Joep Lange was one of the many Aids researchers who died in Ukraine on Flight MH17, depriving the world of an invaluable store of expertise on the HIV virus. For decades he combined meticulous research, theoretical insights, international administration and academic work with an astonishing passion and determination to fight the disease.
Lange died with his partner, Jacqueline van Tongeren, as they were flying to Melbourne to attend a session of the International Aids Conference, which he once chaired. He was one of the heads of the Amsterdam Institute for Global Health and Development, while she was one of the Institute's communications directors. The Institute was one of an array of organisations with which he had been associated since 1980.
Lange was a native of Nieuwenhagen in the Netherlands; after receiving a doctorate in medicine from the University of Amsterdam he specialised in HIV/Aids. Part of his contribution was described by one of his mentors and friends, Dr Michael Merson, who said: "If you go back to the mid-'80s and early '90s, say the first 15 years of the pandemic, what you have now are a group of people in their 50s, 60s or even 70s. These were the people who fought so hard to get anything done – a new disease, you had people dying like crazy – and you built a kind of camaraderie."
He led early tests on the drug Retrovir, which proved to be the first breakthrough in Aids therapy, and went on to publish hundreds of scientific papers, one of which has been cited around 1,000 times and continues to be referred to today, 22 years after its publication. During the intervening years he took part in, and often led, many organisations and initiatives.
He worked on drug development at the World Health Organisation and edited the journal Antiviral Therapy. He was senior scientific adviser to Amsterdam's International Antiviral Therapy Evaluation Centre, helped supervise HIV research in Thailand and founded the non-profit PharmAccess Foundation, which is based in the Netherlands and has offices in Tanzania, Nigeria and other African countries.
The Foundation presses for the supply of vital drugs at affordable prices to deprived countries. One of his sayings was: "If we can get a cold can of Coke to any part of Africa, we can certainly deliver Aids treatment."
In the 1990s he became an advocate of combination therapy – using an array of drugs to treat HIV/Aids.
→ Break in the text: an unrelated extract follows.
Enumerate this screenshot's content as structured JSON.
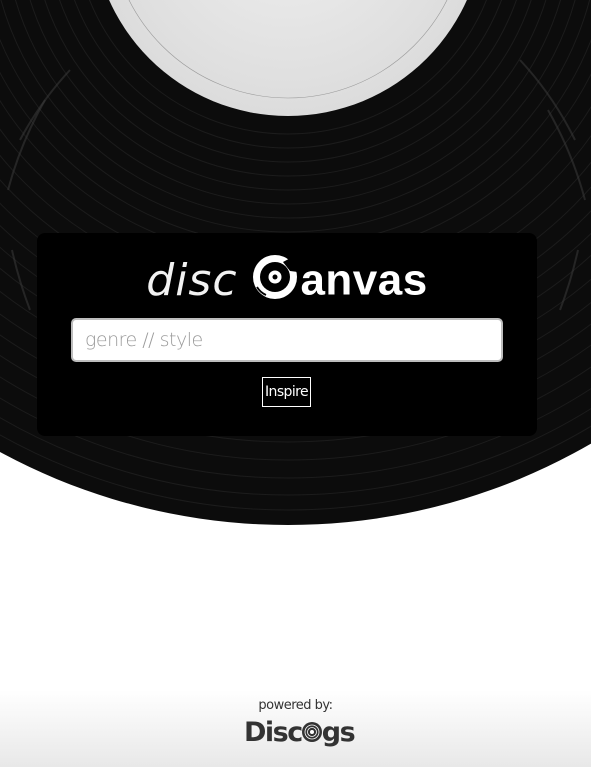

It is this approach that more than any other succeeded in transforming a diagnosis of the disease from a death sentence to a question of management.
He was known for delivering stark warnings on the dangers of neglecting proper drug therapy. "South Africa, Botswana and Swaziland will be potential basket cases if they don't act," he once declared. "In the case of Botswana, if it doesn't act it will cease to exist."
In addition to dedicating so much of his life to his scientific work, he had passions for art, literature – he was a particular fan of the Portuguese Nobel laureate Jose Saramago – and conversation.
After the news of his death came through a colleague posted on Twitter of finding Lange, who was described as a doting father, taking part in conference calls on HIV while cooking for his five daughters. The colleague said, "I asked him why he worked so much. He said, 'Do you know how much it costs to buy shoes for five girls?'"
Many tributes were paid from various parts of the world. Richard Boyd, professor of immunology at Monash University in Melbourne, said, "He's one of the icons of the whole area of research. His loss is massive." Meanwhile Jeremy Farrar, Director of the London-based Wellcome Trust health charity, added: "He was a great clinical scientist. He was also a personal friend. He is a great loss to global health research."
Peter Piot, director of the London School of Hygiene and Tropical Medicine, said: "He was one of the most creative Aids researchers, a humanist and tireless organiser, dedicated to his patients and to defeating Aids in the poorest countries."
Joseph Marie Albert Lange, scientist and researcher: born Nieuwenhagen, Netherlands 25 September 1954; partner to Jacqueline van Tongeren (five daughters); died near Hrabove, Ukraine 17 July 2014.